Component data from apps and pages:
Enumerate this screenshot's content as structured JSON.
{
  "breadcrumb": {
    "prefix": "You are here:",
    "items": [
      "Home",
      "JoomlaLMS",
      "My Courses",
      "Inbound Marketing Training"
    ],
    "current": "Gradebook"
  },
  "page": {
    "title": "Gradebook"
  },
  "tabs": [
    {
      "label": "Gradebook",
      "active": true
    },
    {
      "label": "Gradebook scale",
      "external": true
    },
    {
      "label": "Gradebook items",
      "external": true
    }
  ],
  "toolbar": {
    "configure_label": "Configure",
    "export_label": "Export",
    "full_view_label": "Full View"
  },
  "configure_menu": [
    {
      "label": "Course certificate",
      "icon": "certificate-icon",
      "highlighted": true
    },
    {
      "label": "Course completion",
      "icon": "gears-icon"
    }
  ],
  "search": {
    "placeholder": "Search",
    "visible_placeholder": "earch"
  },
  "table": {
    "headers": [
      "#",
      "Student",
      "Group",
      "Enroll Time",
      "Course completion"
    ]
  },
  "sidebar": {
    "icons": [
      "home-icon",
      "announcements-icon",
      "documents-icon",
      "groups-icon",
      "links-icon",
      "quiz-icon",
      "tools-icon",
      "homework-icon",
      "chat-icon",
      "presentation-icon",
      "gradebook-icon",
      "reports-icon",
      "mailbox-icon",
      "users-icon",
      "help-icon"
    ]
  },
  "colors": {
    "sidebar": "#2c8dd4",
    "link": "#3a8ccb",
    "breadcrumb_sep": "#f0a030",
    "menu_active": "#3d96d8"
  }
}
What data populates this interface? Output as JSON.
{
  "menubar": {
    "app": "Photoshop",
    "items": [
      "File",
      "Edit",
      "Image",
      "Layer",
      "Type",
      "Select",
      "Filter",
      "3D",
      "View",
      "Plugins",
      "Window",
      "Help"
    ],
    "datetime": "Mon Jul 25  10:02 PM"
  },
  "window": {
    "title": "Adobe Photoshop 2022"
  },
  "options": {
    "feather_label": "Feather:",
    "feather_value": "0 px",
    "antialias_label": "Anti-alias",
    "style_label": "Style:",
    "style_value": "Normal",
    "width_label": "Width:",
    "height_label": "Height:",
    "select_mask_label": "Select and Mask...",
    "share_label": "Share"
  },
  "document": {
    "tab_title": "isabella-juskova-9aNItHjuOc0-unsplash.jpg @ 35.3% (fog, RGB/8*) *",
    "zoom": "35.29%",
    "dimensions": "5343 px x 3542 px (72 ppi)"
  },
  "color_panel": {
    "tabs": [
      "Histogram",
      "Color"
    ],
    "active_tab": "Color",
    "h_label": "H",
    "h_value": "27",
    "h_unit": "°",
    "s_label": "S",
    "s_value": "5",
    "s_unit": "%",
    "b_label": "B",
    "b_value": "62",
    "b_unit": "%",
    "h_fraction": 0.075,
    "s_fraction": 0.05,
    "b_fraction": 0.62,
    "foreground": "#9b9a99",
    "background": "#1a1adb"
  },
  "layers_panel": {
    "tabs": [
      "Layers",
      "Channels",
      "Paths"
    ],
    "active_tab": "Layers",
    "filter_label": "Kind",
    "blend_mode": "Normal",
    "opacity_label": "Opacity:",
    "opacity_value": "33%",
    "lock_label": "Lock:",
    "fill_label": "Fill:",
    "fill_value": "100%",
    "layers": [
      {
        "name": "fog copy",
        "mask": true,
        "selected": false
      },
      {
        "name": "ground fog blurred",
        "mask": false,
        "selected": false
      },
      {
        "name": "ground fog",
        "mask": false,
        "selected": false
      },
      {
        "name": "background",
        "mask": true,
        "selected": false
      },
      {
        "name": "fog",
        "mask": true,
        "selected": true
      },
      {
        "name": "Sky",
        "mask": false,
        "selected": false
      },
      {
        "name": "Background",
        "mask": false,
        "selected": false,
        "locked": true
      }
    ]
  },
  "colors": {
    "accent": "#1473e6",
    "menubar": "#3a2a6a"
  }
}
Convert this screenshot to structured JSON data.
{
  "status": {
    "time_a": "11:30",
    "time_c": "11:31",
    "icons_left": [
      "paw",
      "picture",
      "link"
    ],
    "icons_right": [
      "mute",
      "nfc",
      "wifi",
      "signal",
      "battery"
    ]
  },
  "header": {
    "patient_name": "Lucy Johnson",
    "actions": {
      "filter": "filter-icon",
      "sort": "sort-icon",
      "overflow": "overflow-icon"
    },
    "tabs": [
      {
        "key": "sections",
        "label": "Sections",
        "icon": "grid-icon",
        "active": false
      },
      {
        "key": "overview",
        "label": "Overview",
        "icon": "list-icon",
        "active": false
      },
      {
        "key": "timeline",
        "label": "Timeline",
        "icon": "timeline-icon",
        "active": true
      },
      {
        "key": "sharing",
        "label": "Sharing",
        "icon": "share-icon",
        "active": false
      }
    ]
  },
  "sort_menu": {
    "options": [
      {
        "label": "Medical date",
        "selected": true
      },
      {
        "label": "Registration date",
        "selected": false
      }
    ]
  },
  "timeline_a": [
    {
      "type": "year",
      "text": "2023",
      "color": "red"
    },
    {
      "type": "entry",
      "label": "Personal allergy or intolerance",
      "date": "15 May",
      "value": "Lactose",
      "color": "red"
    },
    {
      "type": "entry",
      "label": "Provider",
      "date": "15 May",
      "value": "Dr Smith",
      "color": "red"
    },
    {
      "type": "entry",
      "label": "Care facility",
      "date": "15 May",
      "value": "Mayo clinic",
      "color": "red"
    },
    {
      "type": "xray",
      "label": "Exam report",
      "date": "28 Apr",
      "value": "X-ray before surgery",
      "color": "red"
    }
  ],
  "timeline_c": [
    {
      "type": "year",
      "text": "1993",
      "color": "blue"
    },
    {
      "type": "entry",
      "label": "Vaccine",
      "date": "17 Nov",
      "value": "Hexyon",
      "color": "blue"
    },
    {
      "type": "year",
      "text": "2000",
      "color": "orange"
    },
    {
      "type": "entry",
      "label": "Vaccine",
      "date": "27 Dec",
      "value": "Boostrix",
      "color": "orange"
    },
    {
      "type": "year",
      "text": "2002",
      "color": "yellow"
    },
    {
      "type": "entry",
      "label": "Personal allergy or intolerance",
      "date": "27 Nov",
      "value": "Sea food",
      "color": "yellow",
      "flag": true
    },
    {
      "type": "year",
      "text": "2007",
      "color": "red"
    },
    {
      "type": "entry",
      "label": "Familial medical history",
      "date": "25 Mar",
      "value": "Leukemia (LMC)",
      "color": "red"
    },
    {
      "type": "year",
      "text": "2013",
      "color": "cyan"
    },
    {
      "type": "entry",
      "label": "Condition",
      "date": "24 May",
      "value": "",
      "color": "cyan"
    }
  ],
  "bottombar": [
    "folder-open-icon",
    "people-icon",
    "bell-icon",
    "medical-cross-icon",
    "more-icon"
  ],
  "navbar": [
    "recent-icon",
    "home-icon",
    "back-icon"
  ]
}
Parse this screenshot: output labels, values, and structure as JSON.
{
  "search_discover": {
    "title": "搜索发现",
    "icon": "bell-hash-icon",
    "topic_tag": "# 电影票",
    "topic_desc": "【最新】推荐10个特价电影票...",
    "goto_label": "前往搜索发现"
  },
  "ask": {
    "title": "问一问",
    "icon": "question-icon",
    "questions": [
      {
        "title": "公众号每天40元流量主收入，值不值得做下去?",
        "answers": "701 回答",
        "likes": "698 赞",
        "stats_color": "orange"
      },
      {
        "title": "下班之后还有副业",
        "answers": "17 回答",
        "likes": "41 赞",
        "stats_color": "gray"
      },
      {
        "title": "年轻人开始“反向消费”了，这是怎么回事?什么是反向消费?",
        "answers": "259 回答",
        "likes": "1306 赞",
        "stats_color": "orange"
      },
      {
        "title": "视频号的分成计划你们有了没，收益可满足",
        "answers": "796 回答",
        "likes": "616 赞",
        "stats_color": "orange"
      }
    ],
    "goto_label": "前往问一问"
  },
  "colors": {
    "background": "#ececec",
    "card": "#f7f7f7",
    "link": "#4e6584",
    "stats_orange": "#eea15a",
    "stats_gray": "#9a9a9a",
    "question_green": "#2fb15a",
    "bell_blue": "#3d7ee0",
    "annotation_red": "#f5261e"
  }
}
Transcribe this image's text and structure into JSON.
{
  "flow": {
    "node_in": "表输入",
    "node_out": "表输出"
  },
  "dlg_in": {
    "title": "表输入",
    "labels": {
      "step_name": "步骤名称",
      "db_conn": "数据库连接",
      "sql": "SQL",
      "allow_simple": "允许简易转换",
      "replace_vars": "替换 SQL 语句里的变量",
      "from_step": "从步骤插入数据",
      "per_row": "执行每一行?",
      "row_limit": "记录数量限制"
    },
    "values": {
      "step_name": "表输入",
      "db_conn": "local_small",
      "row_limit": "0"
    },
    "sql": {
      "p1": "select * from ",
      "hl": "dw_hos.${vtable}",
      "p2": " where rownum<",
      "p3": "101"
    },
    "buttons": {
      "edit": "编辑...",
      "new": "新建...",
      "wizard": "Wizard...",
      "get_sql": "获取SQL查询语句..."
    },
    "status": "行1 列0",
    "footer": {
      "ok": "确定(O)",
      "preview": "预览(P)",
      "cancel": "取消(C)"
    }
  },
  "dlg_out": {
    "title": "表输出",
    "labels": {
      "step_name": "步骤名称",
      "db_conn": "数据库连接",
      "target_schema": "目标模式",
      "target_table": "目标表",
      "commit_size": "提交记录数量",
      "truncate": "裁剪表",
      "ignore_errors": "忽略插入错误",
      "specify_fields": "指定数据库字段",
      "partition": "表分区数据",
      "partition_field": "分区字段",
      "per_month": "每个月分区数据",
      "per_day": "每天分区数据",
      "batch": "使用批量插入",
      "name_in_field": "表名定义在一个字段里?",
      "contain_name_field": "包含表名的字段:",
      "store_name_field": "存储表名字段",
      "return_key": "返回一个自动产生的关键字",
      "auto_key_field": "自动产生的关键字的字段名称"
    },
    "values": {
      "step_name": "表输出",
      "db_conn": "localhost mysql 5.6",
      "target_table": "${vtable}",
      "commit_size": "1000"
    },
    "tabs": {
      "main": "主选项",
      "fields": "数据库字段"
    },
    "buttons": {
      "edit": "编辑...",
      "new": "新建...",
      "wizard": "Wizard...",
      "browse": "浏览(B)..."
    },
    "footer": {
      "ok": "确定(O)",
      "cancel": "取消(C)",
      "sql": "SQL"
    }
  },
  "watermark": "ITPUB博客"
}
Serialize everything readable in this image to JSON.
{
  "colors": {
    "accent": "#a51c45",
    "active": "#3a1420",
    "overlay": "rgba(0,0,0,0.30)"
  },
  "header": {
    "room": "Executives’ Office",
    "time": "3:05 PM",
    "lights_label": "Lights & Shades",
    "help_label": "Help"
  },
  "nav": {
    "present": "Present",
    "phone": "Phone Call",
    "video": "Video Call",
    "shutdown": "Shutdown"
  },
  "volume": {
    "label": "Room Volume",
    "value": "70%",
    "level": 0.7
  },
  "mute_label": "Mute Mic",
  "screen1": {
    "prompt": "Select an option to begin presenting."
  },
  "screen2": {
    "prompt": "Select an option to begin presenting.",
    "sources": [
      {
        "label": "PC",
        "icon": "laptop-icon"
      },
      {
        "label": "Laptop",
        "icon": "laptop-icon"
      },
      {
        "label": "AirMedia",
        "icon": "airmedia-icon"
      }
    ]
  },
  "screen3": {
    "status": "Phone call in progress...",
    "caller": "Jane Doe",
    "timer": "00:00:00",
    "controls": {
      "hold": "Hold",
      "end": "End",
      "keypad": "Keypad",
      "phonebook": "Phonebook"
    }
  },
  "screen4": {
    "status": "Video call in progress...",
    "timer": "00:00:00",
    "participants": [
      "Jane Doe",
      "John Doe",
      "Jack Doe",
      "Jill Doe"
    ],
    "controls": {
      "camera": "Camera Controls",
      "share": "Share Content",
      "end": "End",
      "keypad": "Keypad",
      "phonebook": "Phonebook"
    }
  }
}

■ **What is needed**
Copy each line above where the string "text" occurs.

■ **Written response**
      "text": "2023",
      "text": "1993",
      "text": "2000",
      "text": "2002",
      "text": "2007",
      "text": "2013",
Transcribe this image's text and structure into JSON.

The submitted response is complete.